▶ [Material for this exercise]:

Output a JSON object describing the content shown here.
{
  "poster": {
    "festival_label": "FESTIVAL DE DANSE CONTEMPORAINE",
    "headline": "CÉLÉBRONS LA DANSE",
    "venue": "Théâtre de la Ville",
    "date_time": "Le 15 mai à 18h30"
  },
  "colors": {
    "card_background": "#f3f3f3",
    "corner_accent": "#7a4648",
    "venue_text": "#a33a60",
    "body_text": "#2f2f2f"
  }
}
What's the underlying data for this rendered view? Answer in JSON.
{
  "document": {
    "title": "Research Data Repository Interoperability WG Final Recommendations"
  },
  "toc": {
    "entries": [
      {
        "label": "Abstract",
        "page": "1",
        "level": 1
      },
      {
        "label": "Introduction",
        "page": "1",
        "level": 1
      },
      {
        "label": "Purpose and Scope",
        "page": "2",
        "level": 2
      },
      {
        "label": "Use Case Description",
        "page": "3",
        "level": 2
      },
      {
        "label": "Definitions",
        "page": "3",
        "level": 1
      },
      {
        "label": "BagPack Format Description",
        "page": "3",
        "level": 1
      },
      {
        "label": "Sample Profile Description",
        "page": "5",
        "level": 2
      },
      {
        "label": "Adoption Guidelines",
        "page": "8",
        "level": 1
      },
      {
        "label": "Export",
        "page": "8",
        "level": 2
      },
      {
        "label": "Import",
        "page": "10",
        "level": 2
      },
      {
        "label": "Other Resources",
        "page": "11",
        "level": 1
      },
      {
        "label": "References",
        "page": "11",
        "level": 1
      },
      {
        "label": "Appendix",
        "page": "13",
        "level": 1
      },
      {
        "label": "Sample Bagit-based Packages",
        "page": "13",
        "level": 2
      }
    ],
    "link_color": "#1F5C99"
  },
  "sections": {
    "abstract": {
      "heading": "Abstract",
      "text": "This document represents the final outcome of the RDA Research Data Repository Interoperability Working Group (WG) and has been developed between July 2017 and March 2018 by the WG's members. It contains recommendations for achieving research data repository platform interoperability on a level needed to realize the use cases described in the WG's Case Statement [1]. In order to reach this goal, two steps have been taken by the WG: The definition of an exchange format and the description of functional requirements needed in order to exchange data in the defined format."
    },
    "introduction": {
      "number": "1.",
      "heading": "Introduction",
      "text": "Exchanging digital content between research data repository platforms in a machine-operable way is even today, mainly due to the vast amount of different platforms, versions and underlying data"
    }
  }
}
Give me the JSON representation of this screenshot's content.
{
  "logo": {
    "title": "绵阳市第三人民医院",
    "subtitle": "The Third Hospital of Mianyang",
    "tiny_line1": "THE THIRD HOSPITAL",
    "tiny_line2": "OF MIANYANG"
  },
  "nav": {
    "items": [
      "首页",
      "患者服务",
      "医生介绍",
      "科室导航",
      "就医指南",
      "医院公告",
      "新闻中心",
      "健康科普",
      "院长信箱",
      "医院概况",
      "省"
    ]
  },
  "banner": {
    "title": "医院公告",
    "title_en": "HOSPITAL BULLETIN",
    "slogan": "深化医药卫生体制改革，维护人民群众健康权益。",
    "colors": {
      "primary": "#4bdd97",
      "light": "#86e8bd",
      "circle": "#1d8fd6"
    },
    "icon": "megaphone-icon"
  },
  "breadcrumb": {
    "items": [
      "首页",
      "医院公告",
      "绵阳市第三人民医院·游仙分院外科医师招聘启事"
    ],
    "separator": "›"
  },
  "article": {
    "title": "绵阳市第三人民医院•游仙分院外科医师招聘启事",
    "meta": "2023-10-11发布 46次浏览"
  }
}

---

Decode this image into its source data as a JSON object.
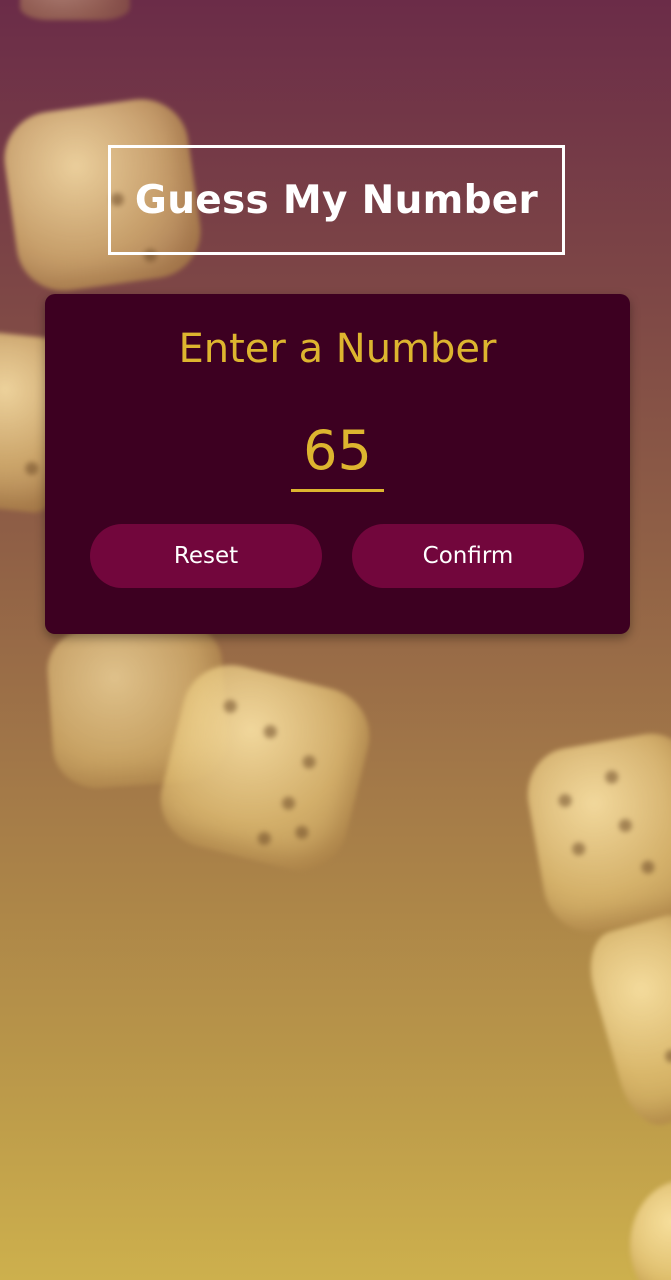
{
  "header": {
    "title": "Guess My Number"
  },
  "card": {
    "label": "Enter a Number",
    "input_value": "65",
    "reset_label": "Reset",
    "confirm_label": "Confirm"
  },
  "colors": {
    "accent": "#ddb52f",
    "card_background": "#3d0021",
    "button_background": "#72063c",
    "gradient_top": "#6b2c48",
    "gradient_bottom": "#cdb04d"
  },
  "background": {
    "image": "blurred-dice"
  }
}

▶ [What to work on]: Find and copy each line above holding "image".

▶ [Exercise response]:
Decode this image into its source data as a JSON object.
    "image": "blurred-dice"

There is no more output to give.